Oh, right -- I almost forgot. Opium production is way up.

And what's good for the global heroin trade is good for the United States.
U.S. military commanders said attacks from Pakistan into Afghanistan had surged, several-fold in some areas, and the violence was expected to increase in the spring and summer.
Do you hear that?

Surge, surge, surge.

I can't help but wonder if all this talk of attacks surging is designed to whip up support for the so-called president's plan to send more than 20,000 more troops to Iraq. After all, if "the enemy" are surging, shouldn't we surge, too?

It looks as if our so-called leaders are preparing us for multiple surges -- one in Afghanistan, one in Iraq, and options still open with respect to Iran and Syria.

Am I stretching? I don't think so. The preparations haven't been hard to spot. They're not exactly being subtle about it. Even TIME Magazine has noticed.

TIME, January 17:
A Surge in Afghanistan Too?
The U.S. commander in Afghanistan has asked for "significant increases" in resources for what some critics call America's "invisible" war. Army Lt. Gen. Karl Eikenberry, the head of U.S. forces in Afghanistan, has recommended to Gates that the U.S. send more troops and more money to Afghanistan. He has proposed almost tripling the spending on assistance to the Afghan Security Forces and reconstruction projects to some $8 billion.
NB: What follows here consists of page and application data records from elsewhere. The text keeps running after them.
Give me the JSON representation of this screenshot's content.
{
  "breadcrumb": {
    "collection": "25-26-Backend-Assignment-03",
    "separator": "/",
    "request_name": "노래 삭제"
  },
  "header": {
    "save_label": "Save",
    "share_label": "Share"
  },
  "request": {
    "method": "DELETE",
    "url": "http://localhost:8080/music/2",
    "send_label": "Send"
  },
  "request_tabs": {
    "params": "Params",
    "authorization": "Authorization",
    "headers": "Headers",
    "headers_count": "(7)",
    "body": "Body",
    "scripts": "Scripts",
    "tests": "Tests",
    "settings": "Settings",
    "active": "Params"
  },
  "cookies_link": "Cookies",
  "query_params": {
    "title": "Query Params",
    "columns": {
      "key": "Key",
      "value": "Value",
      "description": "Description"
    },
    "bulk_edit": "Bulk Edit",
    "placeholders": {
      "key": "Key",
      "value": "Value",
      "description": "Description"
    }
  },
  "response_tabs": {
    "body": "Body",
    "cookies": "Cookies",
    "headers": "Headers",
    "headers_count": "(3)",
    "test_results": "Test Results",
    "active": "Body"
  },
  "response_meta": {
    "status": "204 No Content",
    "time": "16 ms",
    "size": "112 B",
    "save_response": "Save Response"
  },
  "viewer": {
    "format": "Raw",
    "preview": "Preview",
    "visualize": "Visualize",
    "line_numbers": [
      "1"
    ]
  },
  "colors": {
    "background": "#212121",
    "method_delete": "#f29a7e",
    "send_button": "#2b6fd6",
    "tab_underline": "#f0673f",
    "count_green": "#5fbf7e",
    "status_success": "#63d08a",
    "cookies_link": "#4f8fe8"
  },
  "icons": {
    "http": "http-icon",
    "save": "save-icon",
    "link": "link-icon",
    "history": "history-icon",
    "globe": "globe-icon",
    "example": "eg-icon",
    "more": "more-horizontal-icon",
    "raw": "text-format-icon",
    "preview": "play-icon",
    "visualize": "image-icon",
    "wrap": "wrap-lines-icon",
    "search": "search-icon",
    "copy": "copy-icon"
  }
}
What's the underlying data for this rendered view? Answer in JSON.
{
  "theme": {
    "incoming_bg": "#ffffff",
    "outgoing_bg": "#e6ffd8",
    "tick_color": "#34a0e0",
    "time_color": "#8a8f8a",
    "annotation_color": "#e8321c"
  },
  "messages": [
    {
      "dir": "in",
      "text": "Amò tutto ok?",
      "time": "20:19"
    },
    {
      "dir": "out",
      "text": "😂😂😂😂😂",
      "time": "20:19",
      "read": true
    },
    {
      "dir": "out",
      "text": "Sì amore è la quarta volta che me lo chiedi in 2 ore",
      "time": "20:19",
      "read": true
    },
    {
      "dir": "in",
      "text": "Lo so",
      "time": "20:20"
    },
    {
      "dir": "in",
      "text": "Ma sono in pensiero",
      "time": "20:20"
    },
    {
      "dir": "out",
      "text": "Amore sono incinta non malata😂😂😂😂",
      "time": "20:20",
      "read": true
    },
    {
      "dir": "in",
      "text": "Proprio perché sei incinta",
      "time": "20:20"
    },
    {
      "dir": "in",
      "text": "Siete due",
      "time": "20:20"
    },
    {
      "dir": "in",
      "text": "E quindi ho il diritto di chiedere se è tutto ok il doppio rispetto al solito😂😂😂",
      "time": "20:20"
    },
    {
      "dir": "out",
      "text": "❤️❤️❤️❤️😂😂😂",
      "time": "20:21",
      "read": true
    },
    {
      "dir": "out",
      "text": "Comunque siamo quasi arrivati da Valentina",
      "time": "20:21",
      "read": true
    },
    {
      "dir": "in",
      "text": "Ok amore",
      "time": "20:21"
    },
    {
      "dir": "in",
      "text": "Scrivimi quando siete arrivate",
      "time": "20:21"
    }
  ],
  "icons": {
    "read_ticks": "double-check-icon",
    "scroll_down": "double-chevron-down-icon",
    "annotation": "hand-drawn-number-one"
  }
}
While the request needs the approval of the Joint Chiefs of Staff before it can be presented to President Bush, Secretary of State Robert Gates — on his first trip to Afghanistan — appears receptive to the idea.
The full-bore lying campaign, clearly designed to obfuscate the possible implications, has already begun.
When asked by a reporter today if the U.S. military was too strained by Iraq and other commitments to send more troops to Afghanistan, Gen Peter Pace acknowledged that "any kind of deployment is going to add a short term strain." But he said that a short-term increase in troops could actually mean less strain on the force over the longer run.
And how will that work? The more troops we have getting slaughtered in Afghanistan in the near future, the stronger our Army will be in the distant future? I guess that must be it. Peter Pace thinks we're all as dumb as a stick. And maybe some of us are.

As if this weren't impossibly sad already, even some so-called leaders of the putative opposition are receptive to the idea.

The Guardian, January 17:
Hillary Clinton opposes Iraq troops 'surge'
Ms Clinton said she opposed George Bush's plans to send a 'surge' of more than 20,000 extra troops to Iraq.

More should instead go to Afghanistan, she told NBC's Today Show.

She said the US president was "taking troops away from Afghanistan, where I think we need to be putting more troops, and sending them to Iraq on a mission that I think has a very limited, if any, chance for success".
Never mind whether the mission in Afghanistan stands any chance of success. Never mind whether the notion of "success" in Afghanistan has ever been defined. Just get us out of Iraq, without getting us out of the Middle East. Is that the idea?

It all seems like a cynical ploy to me; Ms. Clinton can appear to be critical of the so-called president on Iraq, but in the meantime she can appear to be "strong" on "National Security" in Afghanistan.
Afghanistan was "one of the great missed opportunities", Ms Clinton argued, urging an increase in US troops there before a likely "spring offensive" by the Taliban. "Let's focus on Afghanistan and get it right," she said.
I have an even better idea. Let's focus on 9/11. Let's have an honest investigation for a change. Let's find out -- once and for all -- whether Afghanistan had anything to do with it.

Maybe the Taliban were behind the attacks. Or maybe the Taliban were sheltering al-Q'aeda who were behind the attacks. Or maybe al-Q'aeda and the Taliban were merely blamed for the attacks. If we really knew, maybe we could decide what to do about it. But considering that we don't know, how can we decide anything? And for that matter, why are we in Afghanistan at all?

Are we still looking for Osama bin Laden? Sorry, he's dead. And according to the FBI, he was never wanted in connection with 9/11 anyway -- because they have no evidence against him.

So why are we still there?

This wouldn't have anything to do with a pipeline, would it?